WHAT YOU NEED TO DO: Go through the lines below and tally those containing the string "Touch". Respond with the number only.
────────────────────────────────────────
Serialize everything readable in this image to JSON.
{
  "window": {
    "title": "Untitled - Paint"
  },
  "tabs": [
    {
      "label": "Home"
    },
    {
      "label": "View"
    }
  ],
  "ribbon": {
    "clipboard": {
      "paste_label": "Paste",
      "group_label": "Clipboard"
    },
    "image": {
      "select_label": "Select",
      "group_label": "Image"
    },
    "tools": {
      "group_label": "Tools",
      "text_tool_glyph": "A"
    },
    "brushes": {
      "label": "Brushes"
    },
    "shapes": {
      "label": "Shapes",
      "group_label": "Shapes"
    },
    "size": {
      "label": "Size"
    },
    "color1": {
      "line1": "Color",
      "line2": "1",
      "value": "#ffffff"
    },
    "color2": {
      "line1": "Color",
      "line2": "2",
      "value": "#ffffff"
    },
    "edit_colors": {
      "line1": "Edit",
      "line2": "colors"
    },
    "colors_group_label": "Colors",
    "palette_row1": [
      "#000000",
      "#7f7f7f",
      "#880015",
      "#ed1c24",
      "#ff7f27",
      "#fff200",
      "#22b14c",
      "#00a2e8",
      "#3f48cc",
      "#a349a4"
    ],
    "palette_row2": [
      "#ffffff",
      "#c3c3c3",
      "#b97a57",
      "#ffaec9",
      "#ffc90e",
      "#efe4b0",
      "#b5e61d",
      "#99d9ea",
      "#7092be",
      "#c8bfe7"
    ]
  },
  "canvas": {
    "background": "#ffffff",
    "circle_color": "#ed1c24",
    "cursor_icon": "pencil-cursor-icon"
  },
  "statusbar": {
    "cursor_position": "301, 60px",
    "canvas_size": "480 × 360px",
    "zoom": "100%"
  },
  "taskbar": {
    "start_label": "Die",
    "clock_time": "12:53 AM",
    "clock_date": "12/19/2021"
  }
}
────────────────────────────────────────
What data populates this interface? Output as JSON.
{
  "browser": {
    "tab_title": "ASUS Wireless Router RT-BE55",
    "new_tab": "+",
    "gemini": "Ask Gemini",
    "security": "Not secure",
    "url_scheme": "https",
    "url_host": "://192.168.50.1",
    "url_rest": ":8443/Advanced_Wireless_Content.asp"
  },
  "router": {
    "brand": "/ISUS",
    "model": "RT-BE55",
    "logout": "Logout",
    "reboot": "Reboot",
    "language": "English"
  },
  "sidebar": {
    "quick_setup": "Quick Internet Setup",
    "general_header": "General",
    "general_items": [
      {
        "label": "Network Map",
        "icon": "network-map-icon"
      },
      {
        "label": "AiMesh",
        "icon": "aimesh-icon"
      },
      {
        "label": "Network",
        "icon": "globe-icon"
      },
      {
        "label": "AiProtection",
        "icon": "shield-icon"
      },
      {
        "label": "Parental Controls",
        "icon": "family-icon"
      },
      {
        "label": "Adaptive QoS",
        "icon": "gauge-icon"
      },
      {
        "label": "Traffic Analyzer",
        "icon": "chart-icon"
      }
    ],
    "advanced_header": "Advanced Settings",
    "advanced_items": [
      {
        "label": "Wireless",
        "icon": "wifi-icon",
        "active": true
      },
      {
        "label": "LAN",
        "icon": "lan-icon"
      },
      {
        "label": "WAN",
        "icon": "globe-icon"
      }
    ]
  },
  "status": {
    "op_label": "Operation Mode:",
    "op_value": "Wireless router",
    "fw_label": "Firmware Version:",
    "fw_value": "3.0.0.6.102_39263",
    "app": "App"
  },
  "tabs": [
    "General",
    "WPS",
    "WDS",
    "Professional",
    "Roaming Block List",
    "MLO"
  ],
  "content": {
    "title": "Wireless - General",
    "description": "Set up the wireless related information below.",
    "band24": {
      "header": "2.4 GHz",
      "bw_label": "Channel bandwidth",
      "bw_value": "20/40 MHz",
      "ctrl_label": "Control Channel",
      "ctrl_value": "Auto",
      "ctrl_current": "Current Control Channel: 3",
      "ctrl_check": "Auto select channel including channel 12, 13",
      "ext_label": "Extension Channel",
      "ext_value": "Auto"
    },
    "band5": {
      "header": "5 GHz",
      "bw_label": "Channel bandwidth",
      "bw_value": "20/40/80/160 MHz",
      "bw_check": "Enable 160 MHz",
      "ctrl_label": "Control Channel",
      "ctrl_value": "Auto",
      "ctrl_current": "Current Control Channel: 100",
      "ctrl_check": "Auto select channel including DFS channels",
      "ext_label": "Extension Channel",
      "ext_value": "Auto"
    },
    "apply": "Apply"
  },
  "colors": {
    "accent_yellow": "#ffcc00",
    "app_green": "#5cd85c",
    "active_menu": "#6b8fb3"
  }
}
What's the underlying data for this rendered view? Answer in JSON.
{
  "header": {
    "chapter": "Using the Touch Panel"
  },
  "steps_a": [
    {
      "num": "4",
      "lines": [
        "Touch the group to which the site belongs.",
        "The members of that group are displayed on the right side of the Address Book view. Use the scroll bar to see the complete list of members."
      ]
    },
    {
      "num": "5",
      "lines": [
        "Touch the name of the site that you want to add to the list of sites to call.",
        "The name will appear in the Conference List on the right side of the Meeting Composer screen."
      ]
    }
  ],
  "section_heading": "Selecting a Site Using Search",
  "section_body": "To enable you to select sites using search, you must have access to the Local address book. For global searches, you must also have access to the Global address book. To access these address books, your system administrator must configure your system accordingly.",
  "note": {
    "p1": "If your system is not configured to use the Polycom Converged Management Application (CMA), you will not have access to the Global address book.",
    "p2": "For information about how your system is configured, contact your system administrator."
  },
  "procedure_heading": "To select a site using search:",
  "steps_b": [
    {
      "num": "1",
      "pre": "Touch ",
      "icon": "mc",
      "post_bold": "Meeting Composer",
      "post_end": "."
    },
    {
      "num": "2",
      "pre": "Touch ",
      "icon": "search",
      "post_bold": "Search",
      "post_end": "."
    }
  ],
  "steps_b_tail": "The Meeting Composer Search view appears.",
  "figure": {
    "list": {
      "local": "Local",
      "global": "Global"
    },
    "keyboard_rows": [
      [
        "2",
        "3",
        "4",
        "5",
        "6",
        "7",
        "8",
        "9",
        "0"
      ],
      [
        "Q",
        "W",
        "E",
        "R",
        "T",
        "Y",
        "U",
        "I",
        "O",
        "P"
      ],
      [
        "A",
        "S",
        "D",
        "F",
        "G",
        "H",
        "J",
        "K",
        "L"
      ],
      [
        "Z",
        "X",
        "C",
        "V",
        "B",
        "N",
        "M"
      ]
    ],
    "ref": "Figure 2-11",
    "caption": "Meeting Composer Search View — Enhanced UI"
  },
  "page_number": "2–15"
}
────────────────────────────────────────
ANSWER: 5